Made from 100% Shiraz. Its fruit is multi-regional and hails from mainly the Barossa Valley and McLaren Vale. Smaller portions of fruit come from Coonawarra, Adelaide Hills, Wrattonbully, and, the Clare Valley. Cross region blending is part of Australia’s wine history and although, the focus has shifted to terroir and single vineyards in recent times, many of these blends can be classified amongst the great wines of the world.

As with all vintages of St Henri, its features are so striking, that they need no enhancement or highlighting with new oak – something that is rare amongst high quality Australian red wines. Instead, the fruit-driven Shiraz is propelled by skin and seed tannins alone and matured for 18 months in old, 1460 litre oak vats. Whilst maturation in large old oak allows an alternative textural experience, it certainly doesn’t compromise longevity or stature.

First created in the 1950s, the inaugural commercial vintage was crafted in 1957 under the guidance of legendary Penfolds winemaker John Davoren, whose objective was to make ‘a genuine claret style’ wine that could be compared favourably with the greatest grand cru classé wines of Bordeaux. The development in the 1950s of Grange by Max Schubert and St Henri by John Davoren heralded a time of immense innovation at Penfolds. The success of Grange was very much enhanced by the contrasting St Henri style, and the two wines began life together in a climate of intense excitement, experimentation and research. Both were regarded as classic Penfolds wines and distinguished Australian reds within a decade of first release.

Although St Henri is now a Shiraz-dominant blend, the first trials were centred on Cabernet Sauvignon, Mataro and later Shiraz. By the 1970s St Henri was predominantly a Shiraz-Cabernet blend. The first vintages were reportedly foot-stomped in open-ended hogsheads, with a relatively high percentage of stalks retained in the vinification.

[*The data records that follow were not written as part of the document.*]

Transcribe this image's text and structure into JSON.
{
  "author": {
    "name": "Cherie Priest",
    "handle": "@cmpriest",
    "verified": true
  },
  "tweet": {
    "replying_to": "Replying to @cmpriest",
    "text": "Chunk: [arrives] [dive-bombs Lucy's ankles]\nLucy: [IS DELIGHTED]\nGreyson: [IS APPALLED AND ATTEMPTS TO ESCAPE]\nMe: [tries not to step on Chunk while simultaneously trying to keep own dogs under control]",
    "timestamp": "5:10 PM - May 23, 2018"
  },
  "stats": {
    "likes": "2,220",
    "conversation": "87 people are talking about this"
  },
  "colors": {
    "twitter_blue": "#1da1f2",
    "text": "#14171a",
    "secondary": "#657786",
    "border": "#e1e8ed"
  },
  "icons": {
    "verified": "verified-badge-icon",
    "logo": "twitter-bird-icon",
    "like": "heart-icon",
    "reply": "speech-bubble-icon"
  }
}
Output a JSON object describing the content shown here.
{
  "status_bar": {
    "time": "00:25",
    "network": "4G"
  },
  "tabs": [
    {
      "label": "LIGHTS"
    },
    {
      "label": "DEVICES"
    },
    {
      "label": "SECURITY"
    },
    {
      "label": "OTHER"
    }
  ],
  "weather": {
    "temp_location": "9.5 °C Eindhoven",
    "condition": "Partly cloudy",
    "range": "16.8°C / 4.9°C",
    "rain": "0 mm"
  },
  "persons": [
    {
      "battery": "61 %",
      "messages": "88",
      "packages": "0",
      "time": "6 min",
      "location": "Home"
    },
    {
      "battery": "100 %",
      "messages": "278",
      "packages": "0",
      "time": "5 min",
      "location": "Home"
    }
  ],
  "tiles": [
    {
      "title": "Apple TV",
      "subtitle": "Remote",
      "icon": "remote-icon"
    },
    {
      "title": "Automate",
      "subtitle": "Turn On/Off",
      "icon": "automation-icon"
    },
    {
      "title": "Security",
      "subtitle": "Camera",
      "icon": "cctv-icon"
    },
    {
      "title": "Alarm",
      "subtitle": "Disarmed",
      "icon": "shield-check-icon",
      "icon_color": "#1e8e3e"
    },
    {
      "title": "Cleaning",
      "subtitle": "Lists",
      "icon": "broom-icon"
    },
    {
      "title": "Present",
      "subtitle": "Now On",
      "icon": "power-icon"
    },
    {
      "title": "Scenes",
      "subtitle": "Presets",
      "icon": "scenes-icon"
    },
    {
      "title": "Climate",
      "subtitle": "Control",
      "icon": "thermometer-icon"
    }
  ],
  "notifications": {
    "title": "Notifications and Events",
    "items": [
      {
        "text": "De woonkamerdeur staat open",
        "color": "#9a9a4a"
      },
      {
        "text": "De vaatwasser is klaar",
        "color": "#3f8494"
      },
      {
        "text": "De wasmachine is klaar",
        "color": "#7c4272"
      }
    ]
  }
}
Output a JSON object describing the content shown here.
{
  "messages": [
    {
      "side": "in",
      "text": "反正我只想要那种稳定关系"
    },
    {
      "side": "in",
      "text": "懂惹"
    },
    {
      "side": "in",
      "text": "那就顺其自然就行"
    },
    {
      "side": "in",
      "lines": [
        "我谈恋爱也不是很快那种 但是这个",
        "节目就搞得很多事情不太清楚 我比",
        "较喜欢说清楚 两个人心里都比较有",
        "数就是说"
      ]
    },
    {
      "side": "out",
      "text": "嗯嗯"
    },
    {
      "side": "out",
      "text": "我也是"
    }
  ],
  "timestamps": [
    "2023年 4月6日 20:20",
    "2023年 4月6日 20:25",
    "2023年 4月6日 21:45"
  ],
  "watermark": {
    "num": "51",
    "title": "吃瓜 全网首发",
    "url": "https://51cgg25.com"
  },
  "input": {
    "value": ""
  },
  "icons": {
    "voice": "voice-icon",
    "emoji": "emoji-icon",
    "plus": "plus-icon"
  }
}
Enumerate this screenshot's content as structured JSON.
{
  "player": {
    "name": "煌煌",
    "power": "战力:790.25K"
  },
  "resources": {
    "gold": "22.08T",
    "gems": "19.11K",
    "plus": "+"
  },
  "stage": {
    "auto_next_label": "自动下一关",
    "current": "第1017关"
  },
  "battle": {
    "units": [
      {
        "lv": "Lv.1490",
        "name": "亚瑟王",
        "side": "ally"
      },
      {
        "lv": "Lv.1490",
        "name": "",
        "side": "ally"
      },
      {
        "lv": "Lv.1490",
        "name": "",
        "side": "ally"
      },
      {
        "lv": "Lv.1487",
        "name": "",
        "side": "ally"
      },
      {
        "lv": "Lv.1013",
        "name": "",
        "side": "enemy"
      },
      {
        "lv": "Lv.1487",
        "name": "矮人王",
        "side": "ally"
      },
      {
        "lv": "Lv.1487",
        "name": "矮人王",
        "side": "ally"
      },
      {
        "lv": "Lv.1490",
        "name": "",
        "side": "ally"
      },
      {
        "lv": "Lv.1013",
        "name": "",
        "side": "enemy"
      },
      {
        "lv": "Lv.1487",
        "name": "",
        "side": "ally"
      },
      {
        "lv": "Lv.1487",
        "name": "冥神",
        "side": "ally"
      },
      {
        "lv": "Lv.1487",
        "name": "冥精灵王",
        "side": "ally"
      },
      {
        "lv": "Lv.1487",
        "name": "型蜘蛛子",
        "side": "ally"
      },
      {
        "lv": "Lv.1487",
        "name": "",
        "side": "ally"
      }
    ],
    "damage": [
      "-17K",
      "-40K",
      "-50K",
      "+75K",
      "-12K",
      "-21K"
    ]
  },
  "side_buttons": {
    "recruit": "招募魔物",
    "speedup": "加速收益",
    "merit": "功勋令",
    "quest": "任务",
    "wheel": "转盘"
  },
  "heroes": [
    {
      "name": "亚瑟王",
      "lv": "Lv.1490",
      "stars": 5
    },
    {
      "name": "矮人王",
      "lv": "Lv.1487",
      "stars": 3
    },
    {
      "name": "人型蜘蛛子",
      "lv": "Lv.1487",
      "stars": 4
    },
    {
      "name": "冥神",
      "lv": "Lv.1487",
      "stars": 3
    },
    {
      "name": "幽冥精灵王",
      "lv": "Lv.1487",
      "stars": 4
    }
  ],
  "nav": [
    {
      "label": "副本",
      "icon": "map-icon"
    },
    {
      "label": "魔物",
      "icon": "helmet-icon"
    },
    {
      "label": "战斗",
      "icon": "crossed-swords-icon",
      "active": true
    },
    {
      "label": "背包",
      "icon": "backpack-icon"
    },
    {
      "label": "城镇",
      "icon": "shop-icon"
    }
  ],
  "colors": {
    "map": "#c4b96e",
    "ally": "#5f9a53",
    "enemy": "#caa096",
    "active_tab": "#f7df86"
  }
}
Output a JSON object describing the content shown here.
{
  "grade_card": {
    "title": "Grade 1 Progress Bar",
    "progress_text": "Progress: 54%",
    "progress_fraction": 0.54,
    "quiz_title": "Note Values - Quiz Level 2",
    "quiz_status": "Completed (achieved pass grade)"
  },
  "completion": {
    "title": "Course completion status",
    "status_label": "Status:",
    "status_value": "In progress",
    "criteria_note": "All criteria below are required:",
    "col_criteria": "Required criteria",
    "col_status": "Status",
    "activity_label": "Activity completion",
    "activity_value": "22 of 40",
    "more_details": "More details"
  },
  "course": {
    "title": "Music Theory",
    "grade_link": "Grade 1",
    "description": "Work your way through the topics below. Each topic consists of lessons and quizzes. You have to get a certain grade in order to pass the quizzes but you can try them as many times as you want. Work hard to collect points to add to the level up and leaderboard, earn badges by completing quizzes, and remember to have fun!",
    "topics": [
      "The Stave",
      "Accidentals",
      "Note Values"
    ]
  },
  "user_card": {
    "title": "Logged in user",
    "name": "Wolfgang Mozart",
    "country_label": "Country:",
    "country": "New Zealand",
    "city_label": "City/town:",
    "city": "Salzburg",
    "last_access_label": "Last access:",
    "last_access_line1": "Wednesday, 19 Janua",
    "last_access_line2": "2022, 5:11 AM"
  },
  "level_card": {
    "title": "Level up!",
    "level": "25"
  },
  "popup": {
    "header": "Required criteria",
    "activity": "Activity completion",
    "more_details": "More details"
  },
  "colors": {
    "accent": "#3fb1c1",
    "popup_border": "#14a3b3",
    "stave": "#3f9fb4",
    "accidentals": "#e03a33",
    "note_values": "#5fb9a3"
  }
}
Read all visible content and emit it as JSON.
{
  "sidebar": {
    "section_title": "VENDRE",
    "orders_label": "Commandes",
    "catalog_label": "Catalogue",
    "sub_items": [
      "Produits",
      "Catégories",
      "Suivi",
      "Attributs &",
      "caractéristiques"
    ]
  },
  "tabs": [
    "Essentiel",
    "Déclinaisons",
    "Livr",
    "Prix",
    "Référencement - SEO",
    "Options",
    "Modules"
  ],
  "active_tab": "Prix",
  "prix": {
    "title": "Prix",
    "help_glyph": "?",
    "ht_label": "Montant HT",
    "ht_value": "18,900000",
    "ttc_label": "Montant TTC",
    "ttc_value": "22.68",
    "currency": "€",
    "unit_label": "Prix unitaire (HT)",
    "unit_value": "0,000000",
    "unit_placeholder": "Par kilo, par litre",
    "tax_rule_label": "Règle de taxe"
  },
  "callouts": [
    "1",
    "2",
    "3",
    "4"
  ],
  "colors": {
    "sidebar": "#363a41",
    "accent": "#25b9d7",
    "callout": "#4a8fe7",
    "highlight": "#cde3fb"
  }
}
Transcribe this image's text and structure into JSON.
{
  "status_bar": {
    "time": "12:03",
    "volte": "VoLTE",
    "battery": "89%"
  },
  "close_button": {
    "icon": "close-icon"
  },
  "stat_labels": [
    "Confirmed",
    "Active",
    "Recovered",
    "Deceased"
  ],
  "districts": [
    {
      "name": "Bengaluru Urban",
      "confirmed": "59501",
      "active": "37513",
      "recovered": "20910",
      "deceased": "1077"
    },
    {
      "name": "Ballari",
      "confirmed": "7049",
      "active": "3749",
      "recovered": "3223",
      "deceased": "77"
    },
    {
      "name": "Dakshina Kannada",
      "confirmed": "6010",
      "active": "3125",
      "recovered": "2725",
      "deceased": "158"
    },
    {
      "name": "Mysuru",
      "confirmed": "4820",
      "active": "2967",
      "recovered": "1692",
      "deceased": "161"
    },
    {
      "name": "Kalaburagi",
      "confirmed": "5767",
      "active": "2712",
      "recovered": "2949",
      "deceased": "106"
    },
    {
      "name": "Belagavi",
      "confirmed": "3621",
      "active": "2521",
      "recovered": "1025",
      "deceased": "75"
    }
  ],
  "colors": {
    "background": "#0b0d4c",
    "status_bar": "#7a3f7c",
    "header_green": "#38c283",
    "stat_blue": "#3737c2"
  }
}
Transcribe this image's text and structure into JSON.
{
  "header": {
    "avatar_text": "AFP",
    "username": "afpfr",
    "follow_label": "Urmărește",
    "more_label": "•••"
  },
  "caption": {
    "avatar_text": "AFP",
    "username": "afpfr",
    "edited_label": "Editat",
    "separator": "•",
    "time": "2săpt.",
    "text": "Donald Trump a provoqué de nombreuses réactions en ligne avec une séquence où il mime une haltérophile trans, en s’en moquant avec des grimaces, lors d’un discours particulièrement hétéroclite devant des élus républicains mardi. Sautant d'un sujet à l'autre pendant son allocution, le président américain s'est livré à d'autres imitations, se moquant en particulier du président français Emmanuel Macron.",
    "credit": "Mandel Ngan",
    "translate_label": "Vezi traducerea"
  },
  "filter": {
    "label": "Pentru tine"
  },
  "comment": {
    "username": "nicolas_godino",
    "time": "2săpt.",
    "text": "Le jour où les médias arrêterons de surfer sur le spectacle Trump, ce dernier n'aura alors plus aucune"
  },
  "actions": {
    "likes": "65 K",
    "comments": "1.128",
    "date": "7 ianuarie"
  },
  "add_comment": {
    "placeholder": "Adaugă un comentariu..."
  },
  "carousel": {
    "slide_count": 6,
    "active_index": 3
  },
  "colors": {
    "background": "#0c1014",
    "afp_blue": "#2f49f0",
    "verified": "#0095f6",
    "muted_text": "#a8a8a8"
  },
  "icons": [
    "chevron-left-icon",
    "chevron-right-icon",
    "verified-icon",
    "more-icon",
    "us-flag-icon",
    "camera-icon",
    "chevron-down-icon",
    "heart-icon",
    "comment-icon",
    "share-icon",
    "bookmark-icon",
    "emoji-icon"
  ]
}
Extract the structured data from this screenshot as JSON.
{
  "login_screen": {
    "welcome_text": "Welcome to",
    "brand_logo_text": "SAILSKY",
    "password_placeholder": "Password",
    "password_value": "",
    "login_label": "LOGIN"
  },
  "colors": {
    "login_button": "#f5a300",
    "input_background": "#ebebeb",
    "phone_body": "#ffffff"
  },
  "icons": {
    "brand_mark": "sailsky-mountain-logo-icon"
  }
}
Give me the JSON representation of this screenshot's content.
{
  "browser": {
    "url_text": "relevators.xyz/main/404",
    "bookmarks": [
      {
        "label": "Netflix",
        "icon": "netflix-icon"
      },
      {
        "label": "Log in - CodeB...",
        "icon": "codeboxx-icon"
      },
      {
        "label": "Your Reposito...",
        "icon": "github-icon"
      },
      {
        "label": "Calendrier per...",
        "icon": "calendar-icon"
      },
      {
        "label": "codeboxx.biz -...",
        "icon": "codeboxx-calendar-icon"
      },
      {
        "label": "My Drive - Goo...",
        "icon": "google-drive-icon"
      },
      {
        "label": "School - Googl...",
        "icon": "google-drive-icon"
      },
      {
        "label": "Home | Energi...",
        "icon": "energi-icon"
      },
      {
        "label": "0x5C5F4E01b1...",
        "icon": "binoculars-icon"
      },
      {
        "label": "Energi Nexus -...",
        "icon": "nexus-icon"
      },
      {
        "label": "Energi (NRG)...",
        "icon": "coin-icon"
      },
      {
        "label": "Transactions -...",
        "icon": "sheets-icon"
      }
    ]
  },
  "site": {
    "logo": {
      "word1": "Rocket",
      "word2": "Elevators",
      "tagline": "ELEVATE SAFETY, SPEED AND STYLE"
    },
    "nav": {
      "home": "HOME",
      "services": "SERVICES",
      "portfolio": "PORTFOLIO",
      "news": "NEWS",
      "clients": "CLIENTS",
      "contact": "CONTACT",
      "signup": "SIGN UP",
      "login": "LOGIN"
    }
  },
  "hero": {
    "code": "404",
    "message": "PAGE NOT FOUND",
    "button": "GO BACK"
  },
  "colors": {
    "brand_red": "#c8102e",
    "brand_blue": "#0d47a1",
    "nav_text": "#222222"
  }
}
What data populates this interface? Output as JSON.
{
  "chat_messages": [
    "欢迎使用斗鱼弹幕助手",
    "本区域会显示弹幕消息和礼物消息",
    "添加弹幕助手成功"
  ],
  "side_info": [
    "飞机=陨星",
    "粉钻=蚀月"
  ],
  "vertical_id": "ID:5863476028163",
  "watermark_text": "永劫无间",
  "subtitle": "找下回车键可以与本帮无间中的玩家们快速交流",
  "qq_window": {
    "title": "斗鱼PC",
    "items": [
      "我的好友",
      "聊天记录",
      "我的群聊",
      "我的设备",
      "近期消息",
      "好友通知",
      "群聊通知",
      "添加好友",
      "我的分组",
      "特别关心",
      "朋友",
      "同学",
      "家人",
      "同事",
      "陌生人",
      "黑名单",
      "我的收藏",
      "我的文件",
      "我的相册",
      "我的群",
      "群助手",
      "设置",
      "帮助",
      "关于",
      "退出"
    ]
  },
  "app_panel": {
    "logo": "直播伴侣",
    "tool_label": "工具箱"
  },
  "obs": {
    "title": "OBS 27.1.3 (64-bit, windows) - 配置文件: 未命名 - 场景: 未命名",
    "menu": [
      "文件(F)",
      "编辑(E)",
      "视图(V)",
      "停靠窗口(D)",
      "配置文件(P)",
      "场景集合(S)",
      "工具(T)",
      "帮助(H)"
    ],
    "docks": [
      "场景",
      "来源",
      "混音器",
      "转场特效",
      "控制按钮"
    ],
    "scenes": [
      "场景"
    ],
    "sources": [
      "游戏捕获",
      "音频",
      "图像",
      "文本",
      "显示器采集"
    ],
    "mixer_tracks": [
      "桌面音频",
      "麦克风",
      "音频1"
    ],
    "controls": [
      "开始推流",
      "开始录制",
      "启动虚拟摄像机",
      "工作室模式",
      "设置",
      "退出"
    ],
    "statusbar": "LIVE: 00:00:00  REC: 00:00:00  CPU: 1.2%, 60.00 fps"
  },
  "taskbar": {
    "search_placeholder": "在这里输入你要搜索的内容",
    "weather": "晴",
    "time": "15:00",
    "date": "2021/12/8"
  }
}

The 2010 Vintage

A consistent theme across South Australia was the healthy and above-average winter rainfall. This not only fuelled strong canopy framework but resulted in welcomed soil water reserves, safeguarding vines across the months that followed. Unswerving from the trend of the 2000s was an earlier budburst, flowering and harvest across Barossa Valley, McLaren Vale and the south east. Whilst not without challenges from September hail and strong spring winds, Shiraz experienced relatively even set. A November hot spell and replenishing rain pushed the vines ahead in maturity. December temperatures were cooler than November, offering vines ideal growing conditions through to veraison in early January. Mild and dry ripening conditions were complimented by cool nights, with healthy vines yielding fruit that exhibited optimum flavour, and colour development, varietal typicity and vibrancy

96+ Points

2010 St Henri is the big story of these 2014 Penfolds releases. It’s sourced from the Barossa, McLaren Vale, Coonawarra, Adelaide Hills, Wrattonbully and Clare Valley. This release is 100% shiraz. It spent 12 months in large, old vats.

St Henri is the one Penfolds super premium we all should be following. This 2010 release is the best since the 2004. In short, it’s gorgeous. I’m tempted to use the words Beg, Borrow or Steal. Nose, palate, tannin, finish; all are in full, healthy voice. Licorice, leather, plum, clove. Fine-grained tannin. Juicy orange-peel notes. Well stored, under screwcap, it will live for just about ever.

Campbell Mattinson

Where in the world does the magic happen?

Penfolds Magill Estate Winery

McLaren Vale
South Australia